“I just think you have let your troubles get in the way of your entire life.”
The entire time watching it I just kept thinking of Once, the 2006 film from writer / director John Carney. I went onto IMDB afterwards just for kicks, and was pleasantly surprised to find that he was at the helm with this movie as well. Begin Again is a pumped up and Americanized version of the director’s previous cult classic. It’s an inventive and toe-tapping time that doesn’t demand a lot, but still has plenty to offer. You know those movies you can watch every single time they’re on TV? The ones that are fun and make you feel good, like That Thing You Do or A Knight’s Tale (two of my go-tos)? In a cinematic culture that has become increasingly filled with blatantly dumb or unreasonably grueling movies, Begin Again is a breezy crowd-pleaser that everyone is sure to enjoy.

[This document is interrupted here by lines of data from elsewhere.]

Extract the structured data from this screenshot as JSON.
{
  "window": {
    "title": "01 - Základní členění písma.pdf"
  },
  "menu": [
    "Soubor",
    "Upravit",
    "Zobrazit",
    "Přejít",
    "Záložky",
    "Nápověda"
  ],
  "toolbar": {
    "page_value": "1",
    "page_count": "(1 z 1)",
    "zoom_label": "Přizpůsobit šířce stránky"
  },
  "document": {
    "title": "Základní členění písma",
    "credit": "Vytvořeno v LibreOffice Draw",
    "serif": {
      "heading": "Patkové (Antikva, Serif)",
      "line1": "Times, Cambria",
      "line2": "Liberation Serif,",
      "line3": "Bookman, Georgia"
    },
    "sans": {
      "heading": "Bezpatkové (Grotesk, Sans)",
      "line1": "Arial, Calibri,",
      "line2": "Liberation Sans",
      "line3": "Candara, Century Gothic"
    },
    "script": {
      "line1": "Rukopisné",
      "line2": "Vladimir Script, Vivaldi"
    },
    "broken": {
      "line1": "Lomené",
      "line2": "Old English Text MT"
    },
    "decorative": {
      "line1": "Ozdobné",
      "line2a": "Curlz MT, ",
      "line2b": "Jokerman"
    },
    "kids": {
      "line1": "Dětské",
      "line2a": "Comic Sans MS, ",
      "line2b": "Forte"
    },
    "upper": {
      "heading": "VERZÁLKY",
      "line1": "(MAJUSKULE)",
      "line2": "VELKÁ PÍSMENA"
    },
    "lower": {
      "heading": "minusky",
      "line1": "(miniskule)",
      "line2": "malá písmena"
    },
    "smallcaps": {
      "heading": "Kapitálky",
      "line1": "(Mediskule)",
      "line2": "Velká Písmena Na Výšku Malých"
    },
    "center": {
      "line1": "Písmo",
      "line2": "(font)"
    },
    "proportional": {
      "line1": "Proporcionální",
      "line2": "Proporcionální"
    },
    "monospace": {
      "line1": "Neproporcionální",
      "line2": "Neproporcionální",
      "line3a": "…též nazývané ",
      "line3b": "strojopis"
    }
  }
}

Opening in New York, Gretta (Keira Knightley) is pressured by her friend Steve (James Corden) into going up on stage at a bar and performing a song. In the crowd is drunken and disgraced record executive Dan (Mark Ruffalo), and he’s wowed by the intimate performance. In one of my favorite scenes this year, the intoxicated and disheveled man can’t hep but visualize and hear arrangements to the acoustic song he’s seeing performed. A piano with keys being pressed by no one, a violin with its bow flowing in mid-air. He may be drunk, but he sees the possibility to make something great. Unlucky for him he’s found somebody who doesn’t want to share her gift with the world.
Gretta works in a cafe while her cheating ex-boyfriend Dave (Adam Levine) is a star musician, sometimes performing songs that she has written. Dan waits for Gretta outside the bar and manages to convince her into having a drink. What follows is a brutally honest moment where both shed their outer layers and reveal what’s brewing inside of them. Performing and sharing songs isn’t her priority…he admits that he’s drunk and says that his stupor state is, “when the magic happens.” Maybe opposites really do attract.
Carney delivers a layered story that is at times solemn and at others joyfully light. Everything revolves around Gretta and Dan. She’s just trying to find out who she is supposed to be. All the while, Dan is trying to recapture who he was…a husband to Miriam (Catherine Keener) and reliable father to Violet (Hailee Steinfeld). The movie is propelled by a mutual belief in one another. Gretta acknowledges that Dan can ignite her career and he knows that she can be the saving grace to get his back. Their plan is to record an album sans studio, performing everything out in the public and capturing the music along with the sounds of the city. It’s actually a great idea, and I love when movies like this introduce us to believable and interesting pieces of art that you wish were actually real.
The functional yet dwindling alcoholic has been done so many times. Still, Mark Ruffalo makes this a character you remember. It’s a credit to his performance and the excellent writing. He says “babe” endlessly, runs from bars with his daughter, and struggles to ever pay for his drinks. Dan is vile, but Ruffalo is so likable that you can’t hate him. Supporting performances flourish as well. Corden is great, and makes me wonder why such a good comedic actor would exit films to take over for Craig Ferguson on The Late Show. Credit to the casting director, Adam Levine is far better than you’d expect in his acting debut. It’s hard to fake a real singer and he absolutely nails the character.
Knightley makes the movie. I’ve always loved her ability to capture your attention. There’s just something about her, especially that endearing and demure smile, that reels you in with such ease. Even more impressive is the fact that she does her own singing in the film, although I’m sure a producer’s hands made her voice sound better than when recorded acoustically. Nonetheless, I was so impressed by her performance as Gretta. She makes the transition from a dependent girlfriend to a self-sufficient woman all the more realistic.
A few things didn’t really work, like Gretta and Dan’s apparent attraction for each other that is never acted upon. And forced scenes about Dan’s irresponsible drinking habits or Gretta’s influence on his daughter Violet are never fleshed out. However, those are forgiven based on the rest of the film. In Begin Again, Carney takes a unique narrative approach that goes places you don’t expect. The soundtrack sticks with you, for the most part, and you can’t help but enjoy it. It’s a simple movie about life renewed, about taking a Mulligan and trying to steer clear of the rough patches that daily life often presents us. I’ll watch it again, and again, and again. I’d recommend it to anyone.
“Things change…times change.”
Rating: 4 out of 5